IF YOU WANT THEM TO HEAR YOU, SPEAK THEIR LANGUAGE! © Rhoberta Shaler, PhD
You've probably noticed that there are some problems with our communication system. We have to use words. They are often imprecise, awkward and unable to capture essence of what we want to say.
Problem #1. Words mean different things to different folks. Even when we find what we consider to be adequate words, listener hears something else.
Problem #2. It is difficult to capture feelings in words. And, equally difficult to remove feelings from words. What a conundrum.
Problem #3. Listeners may not be listening. There's a big difference between listening and hearing: only former engages mind.
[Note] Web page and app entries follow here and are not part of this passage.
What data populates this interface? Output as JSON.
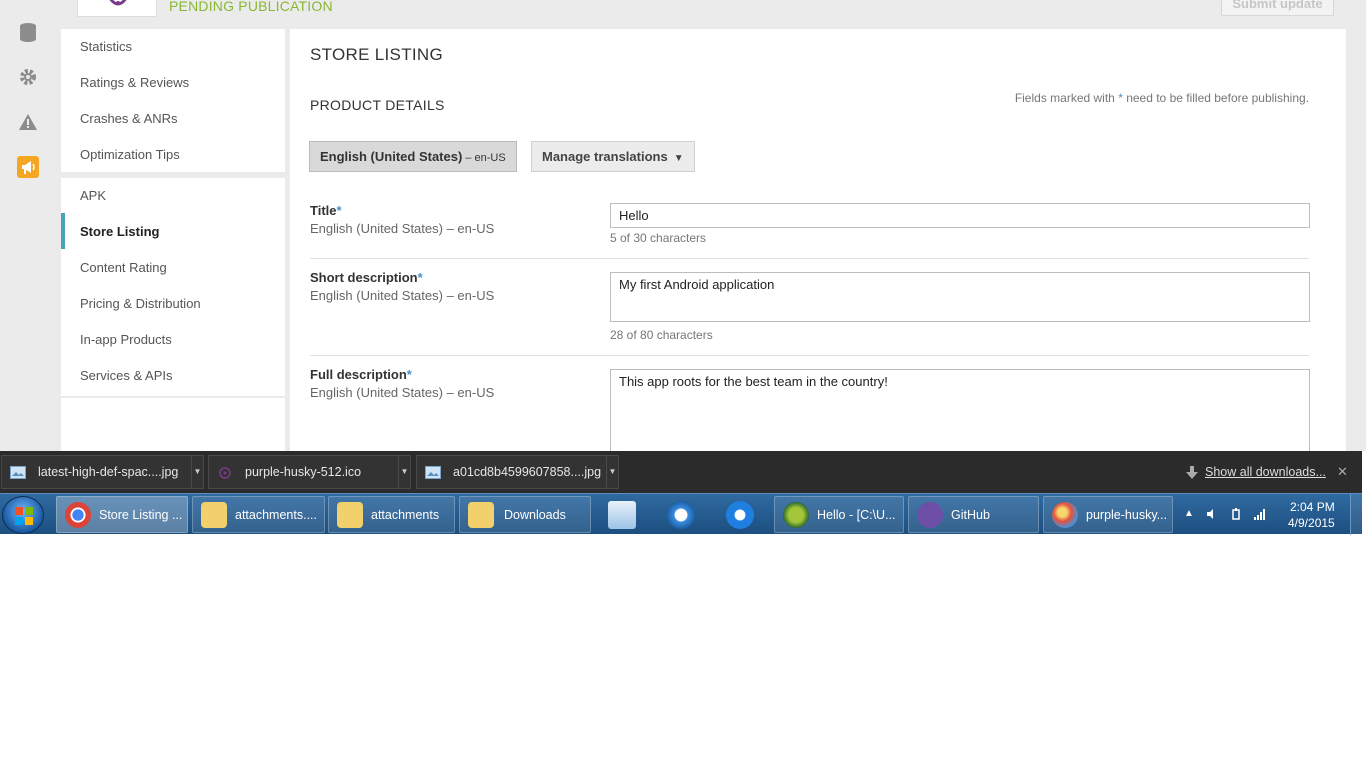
{
  "header": {
    "status": "PENDING PUBLICATION",
    "submit_label": "Submit update"
  },
  "rail": {
    "icons": [
      "database-icon",
      "gear-icon",
      "warning-icon",
      "megaphone-icon"
    ],
    "accent": "#f5a623"
  },
  "nav": {
    "group1": [
      "Statistics",
      "Ratings & Reviews",
      "Crashes & ANRs",
      "Optimization Tips"
    ],
    "group2": [
      "APK",
      "Store Listing",
      "Content Rating",
      "Pricing & Distribution",
      "In-app Products",
      "Services & APIs"
    ],
    "active": "Store Listing"
  },
  "main": {
    "page_title": "STORE LISTING",
    "section_title": "PRODUCT DETAILS",
    "fields_note_pre": "Fields marked with ",
    "fields_note_star": "*",
    "fields_note_post": " need to be filled before publishing.",
    "lang_button_main": "English (United States)",
    "lang_button_code": " – en-US",
    "translations_label": "Manage translations",
    "fields": [
      {
        "label": "Title",
        "star": "*",
        "lang": "English (United States) – en-US",
        "value": "Hello",
        "count": "5 of 30 characters"
      },
      {
        "label": "Short description",
        "star": "*",
        "lang": "English (United States) – en-US",
        "value": "My first Android application",
        "count": "28 of 80 characters"
      },
      {
        "label": "Full description",
        "star": "*",
        "lang": "English (United States) – en-US",
        "value": "This app roots for the best team in the country!"
      }
    ]
  },
  "downloads": {
    "items": [
      "latest-high-def-spac....jpg",
      "purple-husky-512.ico",
      "a01cd8b4599607858....jpg"
    ],
    "show_all": "Show all downloads...",
    "close": "✕"
  },
  "taskbar": {
    "items": [
      {
        "label": "Store Listing ..."
      },
      {
        "label": "attachments...."
      },
      {
        "label": "attachments"
      },
      {
        "label": "Downloads"
      },
      {
        "label": "Hello - [C:\\U..."
      },
      {
        "label": "GitHub"
      },
      {
        "label": "purple-husky..."
      }
    ],
    "time": "2:04 PM",
    "date": "4/9/2015"
  }
}
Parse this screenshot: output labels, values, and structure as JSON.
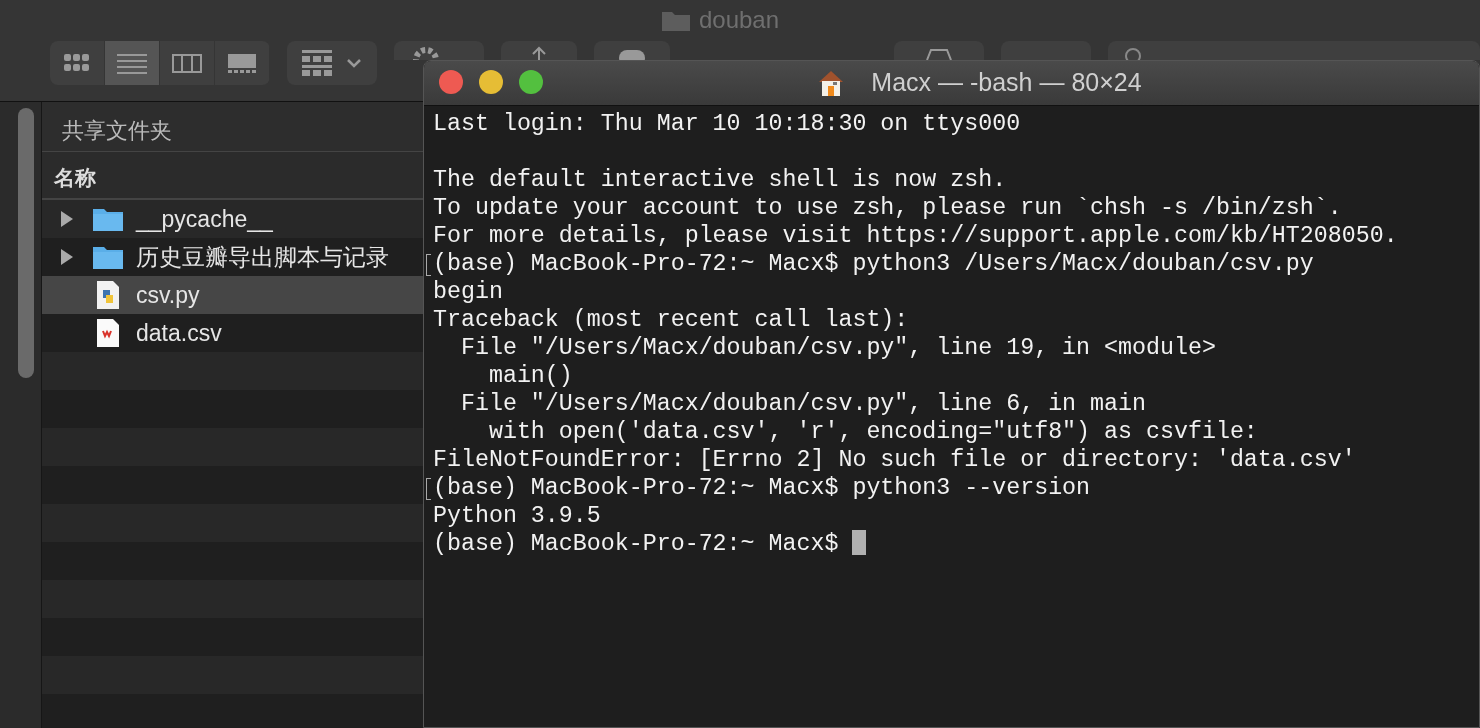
{
  "finder": {
    "title": "douban",
    "view_modes": [
      {
        "kind": "icons",
        "selected": false
      },
      {
        "kind": "list",
        "selected": true
      },
      {
        "kind": "columns",
        "selected": false
      },
      {
        "kind": "gallery",
        "selected": false
      }
    ],
    "sidebar_heading": "共享文件夹",
    "column_header": "名称",
    "files": [
      {
        "name": "__pycache__",
        "kind": "folder",
        "expanded": false,
        "selected": false
      },
      {
        "name": "历史豆瓣导出脚本与记录",
        "kind": "folder",
        "expanded": false,
        "selected": false
      },
      {
        "name": "csv.py",
        "kind": "python",
        "selected": true
      },
      {
        "name": "data.csv",
        "kind": "spreadsheet",
        "selected": false
      }
    ]
  },
  "terminal": {
    "title": "Macx — -bash — 80×24",
    "cursor": true,
    "lines": [
      {
        "text": "Last login: Thu Mar 10 10:18:30 on ttys000",
        "marked": false
      },
      {
        "marked": false
      },
      {
        "text": "The default interactive shell is now zsh.",
        "marked": false
      },
      {
        "text": "To update your account to use zsh, please run `chsh -s /bin/zsh`.",
        "marked": false
      },
      {
        "text": "For more details, please visit https://support.apple.com/kb/HT208050.",
        "marked": false
      },
      {
        "text": "(base) MacBook-Pro-72:~ Macx$ python3 /Users/Macx/douban/csv.py",
        "marked": true
      },
      {
        "text": "begin",
        "marked": false
      },
      {
        "text": "Traceback (most recent call last):",
        "marked": false
      },
      {
        "text": "  File \"/Users/Macx/douban/csv.py\", line 19, in <module>",
        "marked": false
      },
      {
        "text": "    main()",
        "marked": false
      },
      {
        "text": "  File \"/Users/Macx/douban/csv.py\", line 6, in main",
        "marked": false
      },
      {
        "text": "    with open('data.csv', 'r', encoding=\"utf8\") as csvfile:",
        "marked": false
      },
      {
        "text": "FileNotFoundError: [Errno 2] No such file or directory: 'data.csv'",
        "marked": false
      },
      {
        "text": "(base) MacBook-Pro-72:~ Macx$ python3 --version",
        "marked": true
      },
      {
        "text": "Python 3.9.5",
        "marked": false
      },
      {
        "text": "(base) MacBook-Pro-72:~ Macx$ ",
        "marked": false
      }
    ]
  }
}
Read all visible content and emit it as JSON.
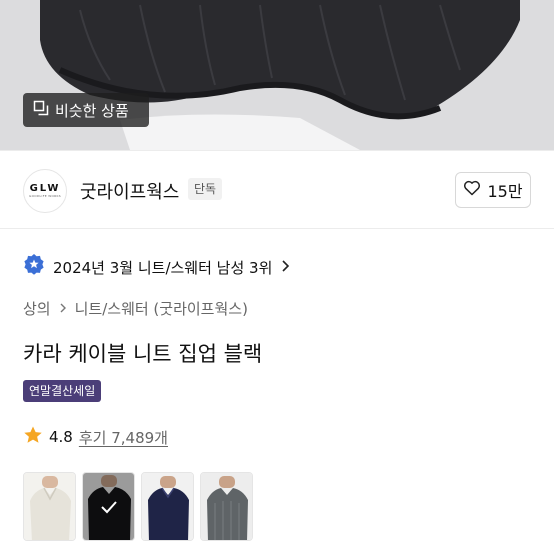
{
  "hero": {
    "similar_products_label": "비슷한 상품"
  },
  "brand": {
    "logo_text": "GLW",
    "logo_subtext": "GOODLIFE WORKS",
    "name": "굿라이프웍스",
    "badge": "단독"
  },
  "like": {
    "count": "15만"
  },
  "ranking": {
    "text": "2024년 3월 니트/스웨터 남성 3위"
  },
  "breadcrumb": {
    "level1": "상의",
    "level2": "니트/스웨터 (굿라이프웍스)"
  },
  "product": {
    "title": "카라 케이블 니트 집업 블랙",
    "tag": "연말결산세일"
  },
  "rating": {
    "score": "4.8",
    "reviews": "후기 7,489개"
  },
  "colors": {
    "options": [
      {
        "name": "ivory",
        "hex": "#e9e7e1",
        "selected": false
      },
      {
        "name": "black",
        "hex": "#151517",
        "selected": true
      },
      {
        "name": "navy",
        "hex": "#1f2447",
        "selected": false
      },
      {
        "name": "gray",
        "hex": "#5f6467",
        "selected": false
      }
    ]
  },
  "theme": {
    "tag_color": "#4b3e78",
    "badge_blue": "#3b6fd6",
    "star_color": "#f5a623"
  }
}
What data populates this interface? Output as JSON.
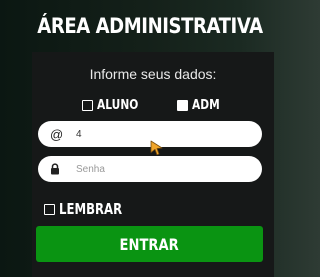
{
  "header": {
    "title": "ÁREA ADMINISTRATIVA"
  },
  "form": {
    "subtitle": "Informe seus dados:",
    "roles": [
      {
        "label": "ALUNO",
        "checked": false
      },
      {
        "label": "ADM",
        "checked": true
      }
    ],
    "user_field": {
      "icon": "at-sign-icon",
      "icon_glyph": "@",
      "value": "4"
    },
    "password_field": {
      "icon": "lock-icon",
      "placeholder": "Senha"
    },
    "remember": {
      "label": "LEMBRAR",
      "checked": false
    },
    "submit_label": "ENTRAR"
  },
  "colors": {
    "primary_button": "#0a9412",
    "cursor": "#f0a52a"
  }
}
Many folks begin formulating their response after you say first ten words.
Problem #4. The listener's prior experiences color your words for them. You are not alone. They are hearing every person who has ever spoken to them in your way or with your words as you speak. Therefore, they decide where to place their attention and what their focus will be.
Problem #5. And, we wonder why communication is difficult? It's enough to make you close your mouth forever!
Now, aside from those five problems, there are other considerations. Here are some simple and significant ways to increase your chances of being accurately heard and, hopefully, listened to. Consider following questions:
1. Do you know what is important to your listener? Are they more interested in facts or feelings? Demonstrate your desire to communicate with them by leading with what is of greater interest to them.
2. Do you know if your listener is more interested in details or decision? Some folks are more comfortable with assessing and planning solutions than with making decisions and implementing them. To whom are you speaking? It is difficult to get a "decide and do" attitude from an "assess and solve" person. Similarly, it is more difficult to engage an "assessor" in a decision making conversation. They will usually want to keep perfecting their plan. Acknowledge this and affirm their skill before asking them to decide.